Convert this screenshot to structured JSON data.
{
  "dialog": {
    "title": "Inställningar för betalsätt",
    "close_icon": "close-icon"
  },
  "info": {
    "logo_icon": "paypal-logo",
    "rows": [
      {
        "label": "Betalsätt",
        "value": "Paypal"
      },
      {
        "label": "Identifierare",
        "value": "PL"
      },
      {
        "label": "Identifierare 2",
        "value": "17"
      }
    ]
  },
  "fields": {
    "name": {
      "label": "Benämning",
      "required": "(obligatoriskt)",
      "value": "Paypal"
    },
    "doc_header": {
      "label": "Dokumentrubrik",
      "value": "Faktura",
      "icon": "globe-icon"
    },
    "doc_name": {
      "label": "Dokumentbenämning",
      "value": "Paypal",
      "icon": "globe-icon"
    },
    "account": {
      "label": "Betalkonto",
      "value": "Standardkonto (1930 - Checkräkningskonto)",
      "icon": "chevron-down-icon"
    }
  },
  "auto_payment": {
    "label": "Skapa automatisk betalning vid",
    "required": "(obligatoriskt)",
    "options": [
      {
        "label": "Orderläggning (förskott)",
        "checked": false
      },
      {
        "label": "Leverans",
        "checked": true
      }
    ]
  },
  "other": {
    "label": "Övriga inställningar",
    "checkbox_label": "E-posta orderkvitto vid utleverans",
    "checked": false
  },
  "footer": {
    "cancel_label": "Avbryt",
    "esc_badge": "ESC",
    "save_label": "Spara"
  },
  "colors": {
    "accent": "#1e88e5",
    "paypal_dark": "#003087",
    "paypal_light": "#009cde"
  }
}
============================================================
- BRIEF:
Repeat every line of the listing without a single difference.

- SOLUTION:
Convert this screenshot to structured JSON data.
{
  "dialog": {
    "title": "Inställningar för betalsätt",
    "close_icon": "close-icon"
  },
  "info": {
    "logo_icon": "paypal-logo",
    "rows": [
      {
        "label": "Betalsätt",
        "value": "Paypal"
      },
      {
        "label": "Identifierare",
        "value": "PL"
      },
      {
        "label": "Identifierare 2",
        "value": "17"
      }
    ]
  },
  "fields": {
    "name": {
      "label": "Benämning",
      "required": "(obligatoriskt)",
      "value": "Paypal"
    },
    "doc_header": {
      "label": "Dokumentrubrik",
      "value": "Faktura",
      "icon": "globe-icon"
    },
    "doc_name": {
      "label": "Dokumentbenämning",
      "value": "Paypal",
      "icon": "globe-icon"
    },
    "account": {
      "label": "Betalkonto",
      "value": "Standardkonto (1930 - Checkräkningskonto)",
      "icon": "chevron-down-icon"
    }
  },
  "auto_payment": {
    "label": "Skapa automatisk betalning vid",
    "required": "(obligatoriskt)",
    "options": [
      {
        "label": "Orderläggning (förskott)",
        "checked": false
      },
      {
        "label": "Leverans",
        "checked": true
      }
    ]
  },
  "other": {
    "label": "Övriga inställningar",
    "checkbox_label": "E-posta orderkvitto vid utleverans",
    "checked": false
  },
  "footer": {
    "cancel_label": "Avbryt",
    "esc_badge": "ESC",
    "save_label": "Spara"
  },
  "colors": {
    "accent": "#1e88e5",
    "paypal_dark": "#003087",
    "paypal_light": "#009cde"
  }
}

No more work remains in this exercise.